WASHINGTON: Damage to cells lining the mouth can predict similar damage in the lungs that eventually leads to lung cancer in smokers, US researchers reported.
They hope it may be possible to some day swab the mouths of smokers to predict who is developing lung cancer - saving painful and dangerous biopsies of the lung. The process may also lead to tests that will predict other cancers, said Dr Li Mao, an expert in head, neck and lung cancer at the University of Texas MD Anderson Cancer Center in Houston.
"Our study opens the door to enhancing our ability to predict who has higher probability of getting tobacco-related cancers," Mao said in a statement on Sunday. "Not only lung cancer, but pancreatic, bladder and head and neck cancers, which also are associated with tobacco use."

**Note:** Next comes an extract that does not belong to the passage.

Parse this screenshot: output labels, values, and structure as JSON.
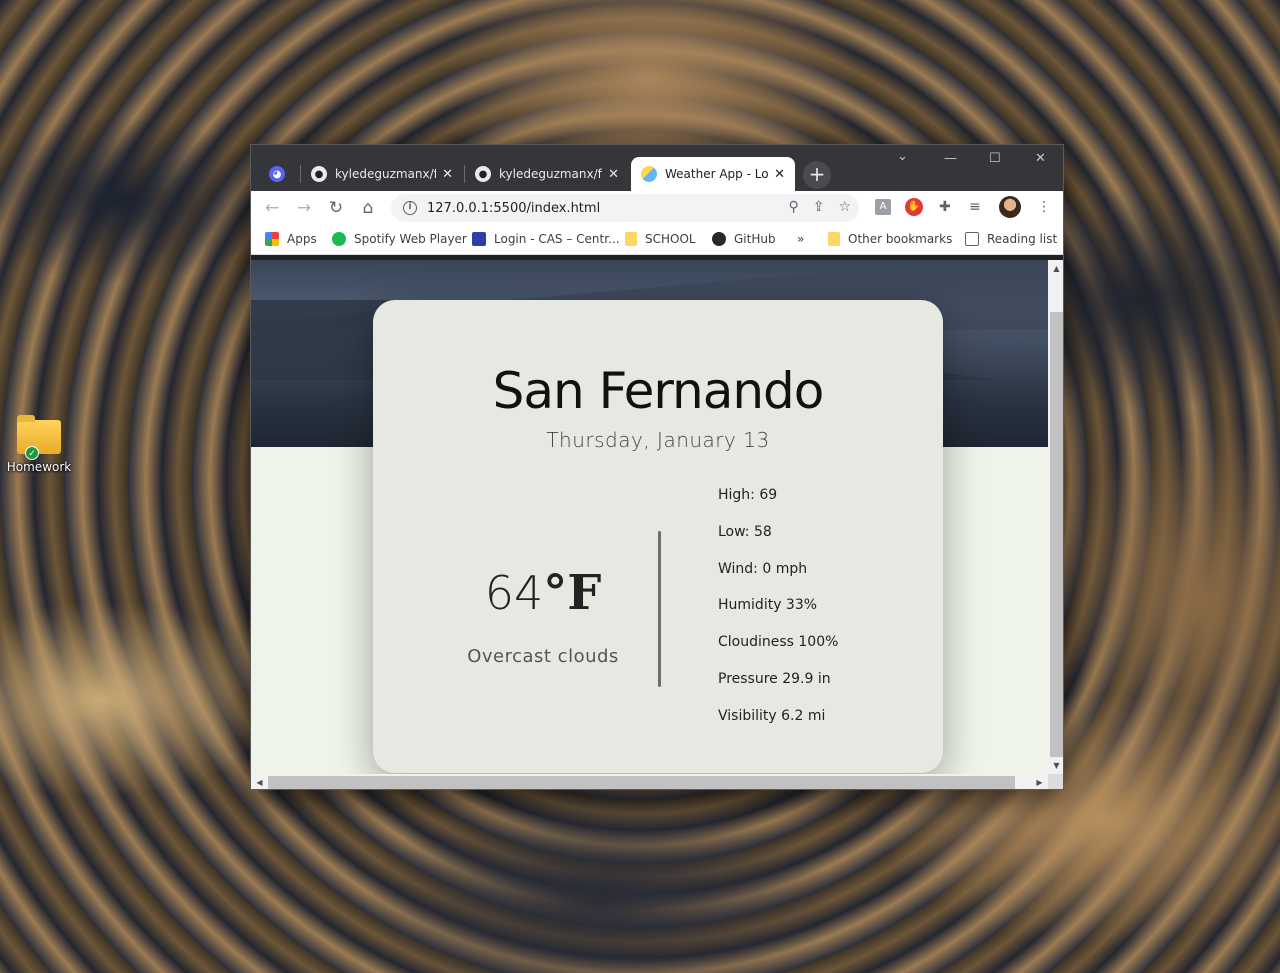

Smoking is the leading cause of lung cancer, but only about 10% of smokers ever get it. It causes few symptoms until it is advanced, which means patients are rarely diagnosed or treated until it is too late for a cure. Mao's team wanted to find a way to monitor patients taking a drug - the COX-2 inhibitor celecoxib, sold by Pfizer under the brand name Celebrex - in the hopes of preventing lung cancer